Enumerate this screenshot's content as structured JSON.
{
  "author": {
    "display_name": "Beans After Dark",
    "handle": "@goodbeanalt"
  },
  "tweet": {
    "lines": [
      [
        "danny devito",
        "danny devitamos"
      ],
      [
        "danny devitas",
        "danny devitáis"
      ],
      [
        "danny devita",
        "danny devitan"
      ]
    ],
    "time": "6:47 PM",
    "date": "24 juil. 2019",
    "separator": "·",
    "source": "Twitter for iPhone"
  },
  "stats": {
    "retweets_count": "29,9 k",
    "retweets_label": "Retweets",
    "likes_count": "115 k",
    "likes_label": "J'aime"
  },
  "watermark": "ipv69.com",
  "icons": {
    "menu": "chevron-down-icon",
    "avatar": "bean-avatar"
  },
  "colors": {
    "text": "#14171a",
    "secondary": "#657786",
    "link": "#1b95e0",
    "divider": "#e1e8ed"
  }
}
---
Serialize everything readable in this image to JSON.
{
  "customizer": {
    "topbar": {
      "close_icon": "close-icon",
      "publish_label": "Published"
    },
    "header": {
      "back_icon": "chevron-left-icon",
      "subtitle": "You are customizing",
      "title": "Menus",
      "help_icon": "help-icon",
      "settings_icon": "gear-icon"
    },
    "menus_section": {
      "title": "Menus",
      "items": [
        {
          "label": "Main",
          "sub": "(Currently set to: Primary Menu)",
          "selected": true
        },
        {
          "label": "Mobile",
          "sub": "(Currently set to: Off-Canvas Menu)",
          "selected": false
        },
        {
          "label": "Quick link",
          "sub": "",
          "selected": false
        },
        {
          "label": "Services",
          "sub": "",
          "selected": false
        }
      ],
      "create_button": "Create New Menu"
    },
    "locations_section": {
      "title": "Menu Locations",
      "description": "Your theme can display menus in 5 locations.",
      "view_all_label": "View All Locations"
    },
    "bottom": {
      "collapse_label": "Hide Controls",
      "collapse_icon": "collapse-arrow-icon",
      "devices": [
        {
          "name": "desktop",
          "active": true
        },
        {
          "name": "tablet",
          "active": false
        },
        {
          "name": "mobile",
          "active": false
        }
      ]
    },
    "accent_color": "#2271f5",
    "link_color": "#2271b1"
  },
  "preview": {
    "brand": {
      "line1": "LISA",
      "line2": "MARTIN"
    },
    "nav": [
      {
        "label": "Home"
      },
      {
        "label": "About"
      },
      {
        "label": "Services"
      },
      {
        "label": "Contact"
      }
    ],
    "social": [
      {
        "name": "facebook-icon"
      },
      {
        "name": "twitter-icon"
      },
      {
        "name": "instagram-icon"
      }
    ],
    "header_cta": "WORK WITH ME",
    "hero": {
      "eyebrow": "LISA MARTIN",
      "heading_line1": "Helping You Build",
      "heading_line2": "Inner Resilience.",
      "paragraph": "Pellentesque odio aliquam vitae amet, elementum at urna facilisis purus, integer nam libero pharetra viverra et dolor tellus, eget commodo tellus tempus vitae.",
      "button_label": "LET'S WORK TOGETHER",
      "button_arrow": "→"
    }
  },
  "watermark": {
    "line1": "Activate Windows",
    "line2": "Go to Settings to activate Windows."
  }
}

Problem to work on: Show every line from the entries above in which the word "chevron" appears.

Output for this task:
    "menu": "chevron-down-icon",
      "back_icon": "chevron-left-icon",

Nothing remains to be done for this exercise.